Since the discovery of gold in South Africa, the mining industry has depended on the migrant labour system as a means to channel great wealth to a few while maintaining the majority in poverty. This system is inseparable from our country’s racist legacy. The apartheid state and the Chamber of Mines ensured that the mines enjoyed a cheap, racialised labour force by controlling hiring, imposing the “colour bar” and passing the Natives Land Act and the Pass Laws. Gold mining companies raked in unspeakable wealth, while mineworkers, their families and communities were left devastated.
This devastation is acute in communities that provided mining labour in the former Transkei, Lesotho and Mozambique. The former Transkei, by far the largest provider of labour to these mines, experiences the worst levels of deprivation in the country, whether measured by rates of employment, level of education, living conditions or material deprivation. Research by the Southern African Social Policy Research Institute found that as of 2011, 69% of households in the former Transkei had no refrigerator, telephone, television or radio, and 58.4% people between the ages of 18-64 had no secondary schooling.1
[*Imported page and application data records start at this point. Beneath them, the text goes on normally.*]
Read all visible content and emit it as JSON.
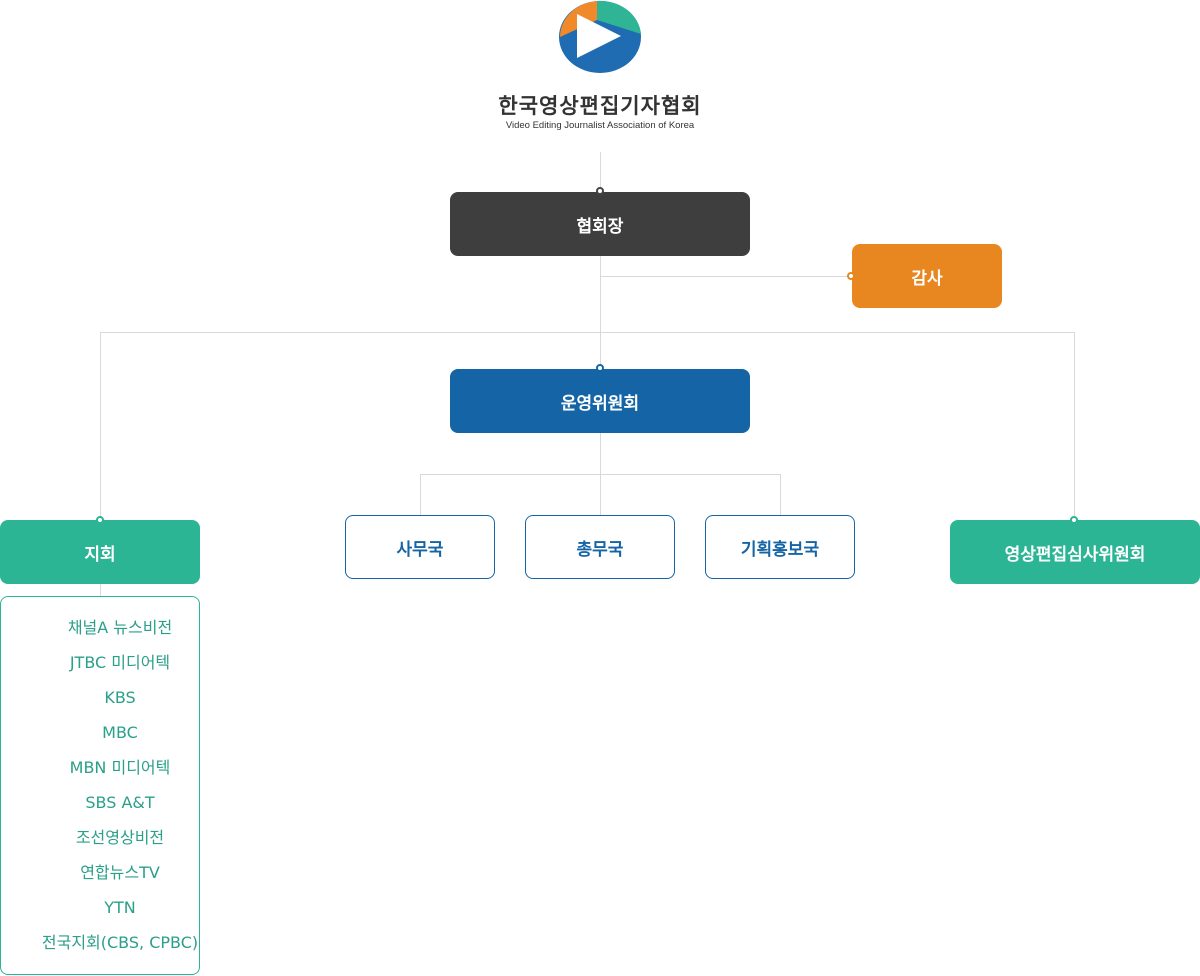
{
  "header": {
    "org_name_ko": "한국영상편집기자협회",
    "org_name_en": "Video Editing Journalist Association of Korea"
  },
  "nodes": {
    "president": "협회장",
    "auditor": "감사",
    "steering_committee": "운영위원회",
    "branches": "지회",
    "secretariat": "사무국",
    "general_affairs": "총무국",
    "planning_pr": "기획홍보국",
    "review_committee": "영상편집심사위원회"
  },
  "branch_list": [
    "채널A 뉴스비전",
    "JTBC 미디어텍",
    "KBS",
    "MBC",
    "MBN 미디어텍",
    "SBS A&T",
    "조선영상비전",
    "연합뉴스TV",
    "YTN",
    "전국지회(CBS, CPBC)"
  ],
  "colors": {
    "president": "#3e3e3e",
    "auditor": "#e8861f",
    "steering": "#1565a6",
    "teal": "#2bb595",
    "line": "#d9d9d9"
  },
  "icons": {
    "logo": "play-circle-logo"
  }
}
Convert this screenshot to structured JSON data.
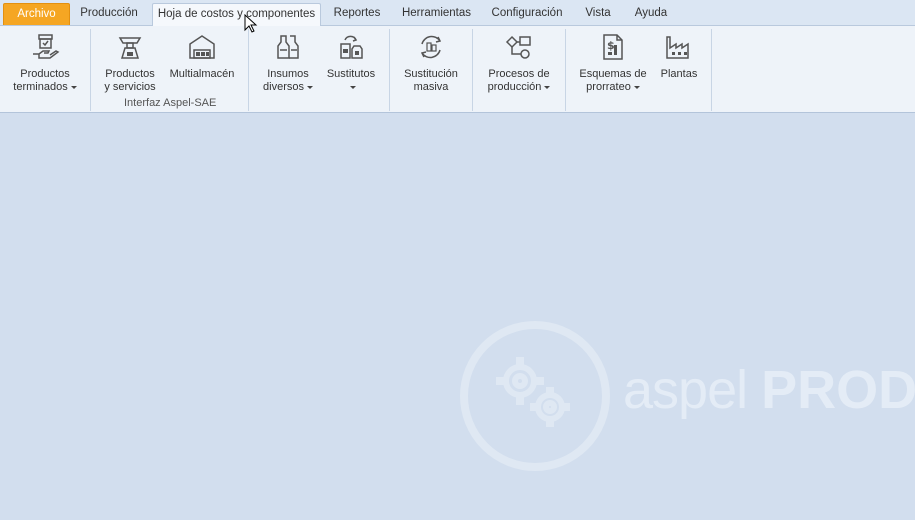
{
  "tabs": [
    {
      "label": "Archivo"
    },
    {
      "label": "Producción"
    },
    {
      "label": "Hoja de costos y componentes"
    },
    {
      "label": "Reportes"
    },
    {
      "label": "Herramientas"
    },
    {
      "label": "Configuración"
    },
    {
      "label": "Vista"
    },
    {
      "label": "Ayuda"
    }
  ],
  "ribbon": {
    "productos_terminados": {
      "line1": "Productos",
      "line2": "terminados"
    },
    "productos_servicios": {
      "line1": "Productos",
      "line2": "y servicios"
    },
    "multialmacen": {
      "line1": "Multialmacén"
    },
    "group_interfaz": "Interfaz Aspel-SAE",
    "insumos_diversos": {
      "line1": "Insumos",
      "line2": "diversos"
    },
    "sustitutos": {
      "line1": "Sustitutos"
    },
    "sustitucion_masiva": {
      "line1": "Sustitución",
      "line2": "masiva"
    },
    "procesos_produccion": {
      "line1": "Procesos de",
      "line2": "producción"
    },
    "esquemas_prorrateo": {
      "line1": "Esquemas de",
      "line2": "prorrateo"
    },
    "plantas": {
      "line1": "Plantas"
    }
  },
  "watermark": {
    "text_light": "aspel",
    "text_bold": "PROD"
  }
}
Recent research by the Health Systems Trust2 puts a fine point on the deprivation and illness caused by the exploitation of gold mineworkers in the former Transkei. Almost all of the former workers in the study had symptoms of respiratory illness. TB was diagnosed in a quarter of them while in the mines and half of them after leaving the mines. None of them were formally employed and 92% said they went without food or experienced hunger every month.
Almost none of the gold mine workers who develop Silicosis or TB have been compensated for their losses. ODIMWA sets a compensation ceiling much lower than that available under the Compensation for Occupational Diseases Act, which applies to every other industry in South Africa. Moreover, the Health Systems Trust’s research found that 99% of the former mineworkers interviewed had no working knowledge of ODIMWA. A study by Deloitte found that less than 1.5% of claims of people certified as eligible for compensation through ODIMWA actually received their full compensation. These difficulties are compounded for foreign migrant workers who rarely know of their social security status in South Africa, and struggle to access benefits from their country of origin, where they must return after their employment ends.
This historic class action lawsuit presents the best opportunity to date to end the impunity with which profit-obsessed gold mining companies in South Africa exploit and discard their workers and put the wider community at risk. It has the potential to address the grave dangers faced by mineworkers, as well as the minimal compensation offered through ODIMWA for the workers, their families, dependents and communities, all of whom suffer because of the unjust system that exists today.
- Noble, M., Zembe, W., Wright, G. , Avenell, D., (2013) Multiple Deprivation and Income Poverty at Small Area Level in South Africa in 2011 Cape Town: SASPRI.
- Jaine Roberts, The Hidden Epidemic Amongst Former Mineworkers: Silicosis, Tuberculosis and the Occupational Diseases in Mines and Works Act in the Eastern Cape, South Africa. Health Systems Trust. 2009.